In a town of competing religious architectural exclamation points, this spire of the Franciscan Church of Sts. Peter and Paul is the tallest.
The church, which adjoins a working Franciscan monastery, was built in 1997 after the fighting subsided. The tower is modeled after typical Croatian/Venetian campanile bell towers.
We crossed the bridge over the Radoblja Creek, which winds over waterfalls and several mills on its way to join the Neretva.
Evans family in Mostar, Bosnia-Herzegovina on Sunday May 4th, 2014.
The streets are lined with vendors selling knick knacks of every kind - most of the things I'd never seen before!
Stunning mosaic lamps. | Bright and colorful floral pottery. I wanted one of each!
Everywhere we looked we could see tall spires, or minarets.

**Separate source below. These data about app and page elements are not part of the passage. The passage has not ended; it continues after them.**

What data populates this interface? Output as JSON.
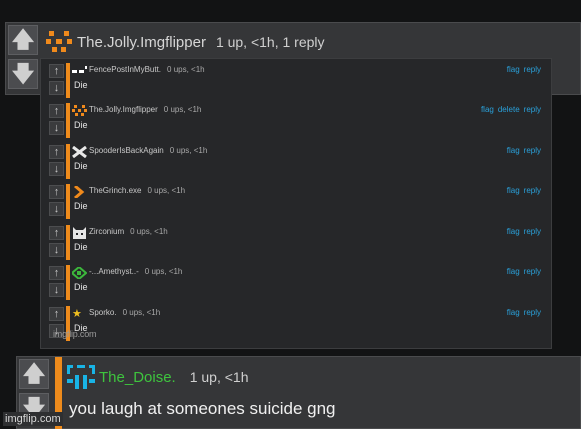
{
  "main_comment": {
    "username": "The.Jolly.Imgflipper",
    "meta": "1 up, <1h, 1 reply",
    "avatar_color": "#f08a1c"
  },
  "nested_replies": [
    {
      "username": "FencePostInMyButt.",
      "meta": "0 ups, <1h",
      "body": "Die",
      "actions": [
        "flag",
        "reply"
      ],
      "icon": "dash-icon"
    },
    {
      "username": "The.Jolly.Imgflipper",
      "meta": "0 ups, <1h",
      "body": "Die",
      "actions": [
        "flag",
        "delete",
        "reply"
      ],
      "icon": "pixel-face-icon"
    },
    {
      "username": "SpooderIsBackAgain",
      "meta": "0 ups, <1h",
      "body": "Die",
      "actions": [
        "flag",
        "reply"
      ],
      "icon": "cross-icon"
    },
    {
      "username": "TheGrinch.exe",
      "meta": "0 ups, <1h",
      "body": "Die",
      "actions": [
        "flag",
        "reply"
      ],
      "icon": "arrow-glyph-icon"
    },
    {
      "username": "Zirconium",
      "meta": "0 ups, <1h",
      "body": "Die",
      "actions": [
        "flag",
        "reply"
      ],
      "icon": "cat-icon"
    },
    {
      "username": "-...Amethyst..-",
      "meta": "0 ups, <1h",
      "body": "Die",
      "actions": [
        "flag",
        "reply"
      ],
      "icon": "green-pattern-icon"
    },
    {
      "username": "Sporko.",
      "meta": "0 ups, <1h",
      "body": "Die",
      "actions": [
        "flag",
        "reply"
      ],
      "icon": "star-icon"
    }
  ],
  "inner_watermark": "imgflip.com",
  "reply": {
    "username": "The_Doise.",
    "meta": "1 up, <1h",
    "text": "you laugh at someones suicide gng",
    "username_color": "#3ec43e"
  },
  "watermark": "imgflip.com",
  "colors": {
    "accent_bar": "#ee8b1c",
    "link": "#2aa0d9",
    "background": "#121314",
    "panel": "#353638"
  }
}
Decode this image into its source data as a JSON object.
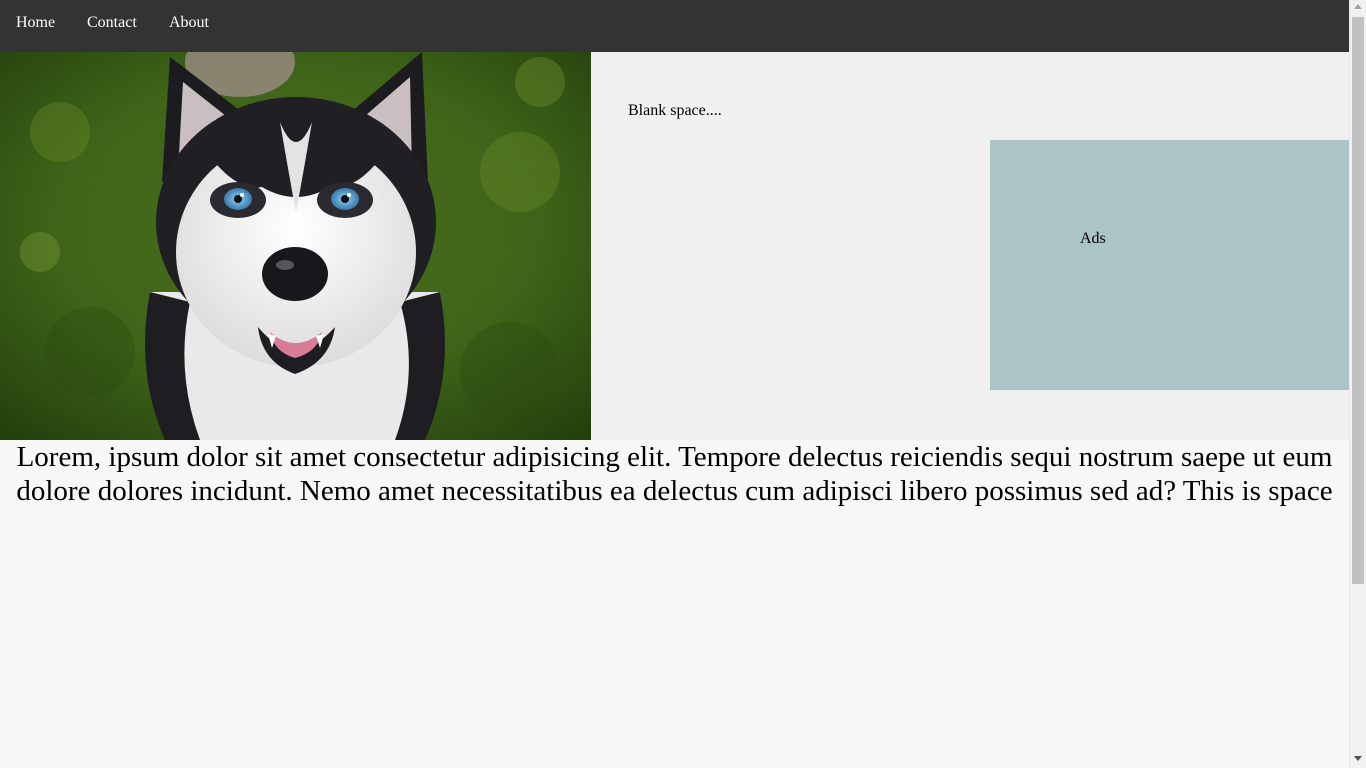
{
  "nav": {
    "items": [
      {
        "label": "Home"
      },
      {
        "label": "Contact"
      },
      {
        "label": "About"
      }
    ],
    "background": "#333333"
  },
  "hero": {
    "image": "husky-dog-photo"
  },
  "sidebar": {
    "blank_text": "Blank space....",
    "ads_label": "Ads",
    "ads_color": "#aac4c7"
  },
  "content": {
    "paragraph": "Lorem, ipsum dolor sit amet consectetur adipisicing elit. Tempore delectus reiciendis sequi nostrum saepe ut eum dolore dolores incidunt. Nemo amet necessitatibus ea delectus cum adipisci libero possimus sed ad? This is space"
  }
}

These slender needles jutting up into the sky are the Islamic equivalent of the Christian bell tower, used to call people to prayer. In the old days, the muezzin (prayer leader) would climb the tower five times a day and chant, "There is only one God, and Muhammad is his prophet." In modern times, loudspeakers are used instead. I was hoping to hear a call to prayer. Did I, or did I not? You'll have to read on to find out :)
Before the Old Bridge the Neretva was spanned only by a rickety suspension bridge, guarded by mostari ("watchers of the bridge") who gave the city its name. Commissioned in 1557 by the Ottoman Sultan Süleyman the Magnificent, and completed just nine years later, the Old Bridge was a technological marvel for its time. Because of its graceful keystone design - and the fact that there are empty spaces inside the structure - it's much lighter than it appears. And yet, nearly 400 years after it was built, the bridge was still sturdy enough to support the weight of the Nazi tanks that rolled in to occupy Mostar. Over the centuries it became the symbol of the town and region - a metaphor in stone for the way the diverse faiths and cultures here were able to bridge the gaps that divided them. All of that drastically changed in the early 1990s. Beginning in May of 1993, as the city became engulfed in war, the Old Bridge frequently got caught in the crossfire. Old tires were slung over its sides to absorb some of the impact from nearby artillery and shrapnel. In November of 1993 Croats began shelling the bridge from the top of the mountain. The bridge took several direct hits on November 8; on November 9 another shell caused the venerable Old Bridge to lurch, then tumble in pieces into the river. The mortar inside, which contained pink bauxite, turned the water red as it fell in. Locals said that their old friend was bleeding. After the war, city leaders decided to rebuild the Old Bridge. Chunks of the original bridge were dredged up from the river. But the limestone had been compromised by soaking in water for so long, it couldn't be used, and pieces of the bridge are still visible on the riverbank below. Having pledged to rebuild the bridge authentically, restorers cut new stone from the original quarry and each block was hand carved. Then they assembled the stones with the same technology used by the Ottomans 450 years ago: workers erected wooden scaffolding and fastened the blocks together with iron hooks cast in lead. The project was overseen by UNESCO and cost over $13 million. It took longer to rebuild the bridge in the 21st century than it did to built it in the 16th century, go figure.
If you have 8 minutes to spare to watch how this bridge came crumbling down and then rebuilt, here's a YouTube video:
Closeup of the buildings on the right.
Greenery across the river; so pretty.
Jay and Haylie were always asking me to take their picture, and then we'd switch. I'm glad, now we have lots of family pictures of our trip!
Mostar. What a day, what a place. I will never forget our time here. Such an incredibly sad city, but booming with new life and trying to move on from the war. 10 out of 10!
Then we drove two hours to our next destination: DUBROVNIK, CROATIA!